START Data extract
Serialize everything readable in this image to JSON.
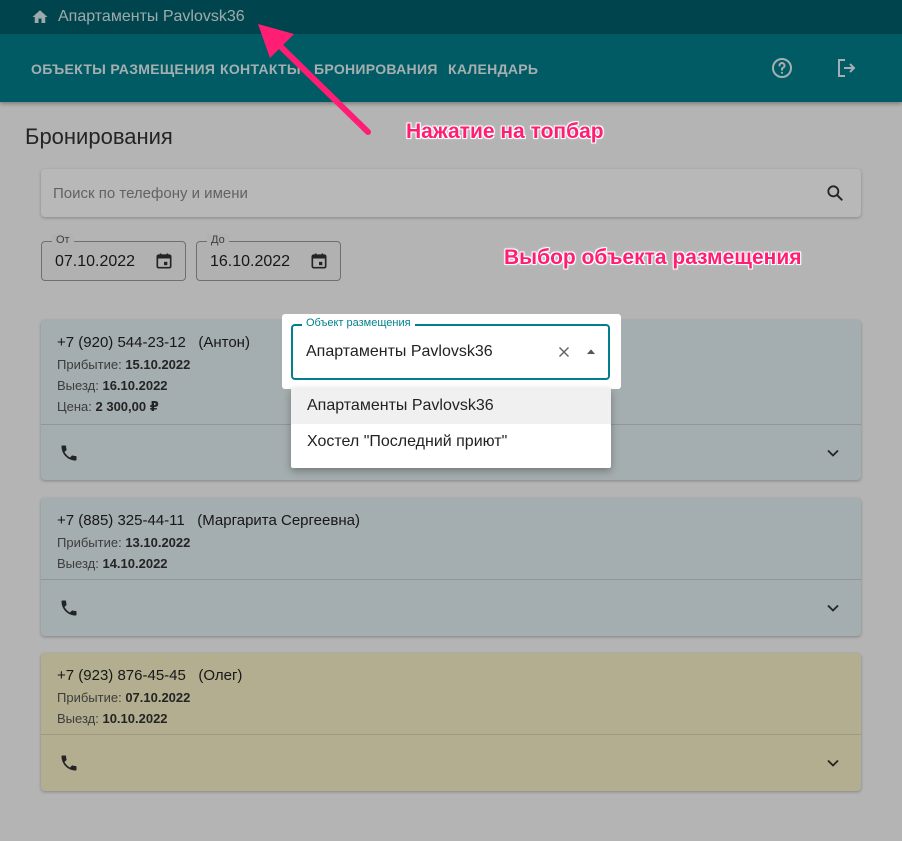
{
  "topbar": {
    "title": "Апартаменты Pavlovsk36",
    "icon": "home-icon"
  },
  "nav": {
    "items": [
      "ОБЪЕКТЫ РАЗМЕЩЕНИЯ",
      "КОНТАКТЫ",
      "БРОНИРОВАНИЯ",
      "КАЛЕНДАРЬ"
    ],
    "help_icon": "help-icon",
    "logout_icon": "logout-icon"
  },
  "page": {
    "title": "Бронирования"
  },
  "search": {
    "placeholder": "Поиск по телефону и имени",
    "value": ""
  },
  "dates": {
    "from": {
      "label": "От",
      "value": "07.10.2022"
    },
    "to": {
      "label": "До",
      "value": "16.10.2022"
    }
  },
  "bookings": [
    {
      "phone": "+7 (920) 544-23-12",
      "name": "(Антон)",
      "arrival_label": "Прибытие:",
      "arrival": "15.10.2022",
      "departure_label": "Выезд:",
      "departure": "16.10.2022",
      "price_label": "Цена:",
      "price": "2 300,00 ₽",
      "bg": "#e3f0f3"
    },
    {
      "phone": "+7 (885) 325-44-11",
      "name": "(Маргарита Сергеевна)",
      "arrival_label": "Прибытие:",
      "arrival": "13.10.2022",
      "departure_label": "Выезд:",
      "departure": "14.10.2022",
      "bg": "#e3f0f3"
    },
    {
      "phone": "+7 (923) 876-45-45",
      "name": "(Олег)",
      "arrival_label": "Прибытие:",
      "arrival": "07.10.2022",
      "departure_label": "Выезд:",
      "departure": "10.10.2022",
      "bg": "#f7f2c6"
    }
  ],
  "object_select": {
    "label": "Объект размещения",
    "value": "Апартаменты Pavlovsk36",
    "options": [
      "Апартаменты Pavlovsk36",
      "Хостел \"Последний приют\""
    ]
  },
  "annotations": {
    "topbar_note": "Нажатие на топбар",
    "select_note": "Выбор объекта размещения"
  },
  "colors": {
    "topbar": "#00606d",
    "navbar": "#017f8c",
    "annotation": "#ff1e73"
  }
}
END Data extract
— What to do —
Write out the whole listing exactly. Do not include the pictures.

— Result below —
Serialize everything readable in this image to JSON.
{
  "topbar": {
    "title": "Апартаменты Pavlovsk36",
    "icon": "home-icon"
  },
  "nav": {
    "items": [
      "ОБЪЕКТЫ РАЗМЕЩЕНИЯ",
      "КОНТАКТЫ",
      "БРОНИРОВАНИЯ",
      "КАЛЕНДАРЬ"
    ],
    "help_icon": "help-icon",
    "logout_icon": "logout-icon"
  },
  "page": {
    "title": "Бронирования"
  },
  "search": {
    "placeholder": "Поиск по телефону и имени",
    "value": ""
  },
  "dates": {
    "from": {
      "label": "От",
      "value": "07.10.2022"
    },
    "to": {
      "label": "До",
      "value": "16.10.2022"
    }
  },
  "bookings": [
    {
      "phone": "+7 (920) 544-23-12",
      "name": "(Антон)",
      "arrival_label": "Прибытие:",
      "arrival": "15.10.2022",
      "departure_label": "Выезд:",
      "departure": "16.10.2022",
      "price_label": "Цена:",
      "price": "2 300,00 ₽",
      "bg": "#e3f0f3"
    },
    {
      "phone": "+7 (885) 325-44-11",
      "name": "(Маргарита Сергеевна)",
      "arrival_label": "Прибытие:",
      "arrival": "13.10.2022",
      "departure_label": "Выезд:",
      "departure": "14.10.2022",
      "bg": "#e3f0f3"
    },
    {
      "phone": "+7 (923) 876-45-45",
      "name": "(Олег)",
      "arrival_label": "Прибытие:",
      "arrival": "07.10.2022",
      "departure_label": "Выезд:",
      "departure": "10.10.2022",
      "bg": "#f7f2c6"
    }
  ],
  "object_select": {
    "label": "Объект размещения",
    "value": "Апартаменты Pavlovsk36",
    "options": [
      "Апартаменты Pavlovsk36",
      "Хостел \"Последний приют\""
    ]
  },
  "annotations": {
    "topbar_note": "Нажатие на топбар",
    "select_note": "Выбор объекта размещения"
  },
  "colors": {
    "topbar": "#00606d",
    "navbar": "#017f8c",
    "annotation": "#ff1e73"
  }
}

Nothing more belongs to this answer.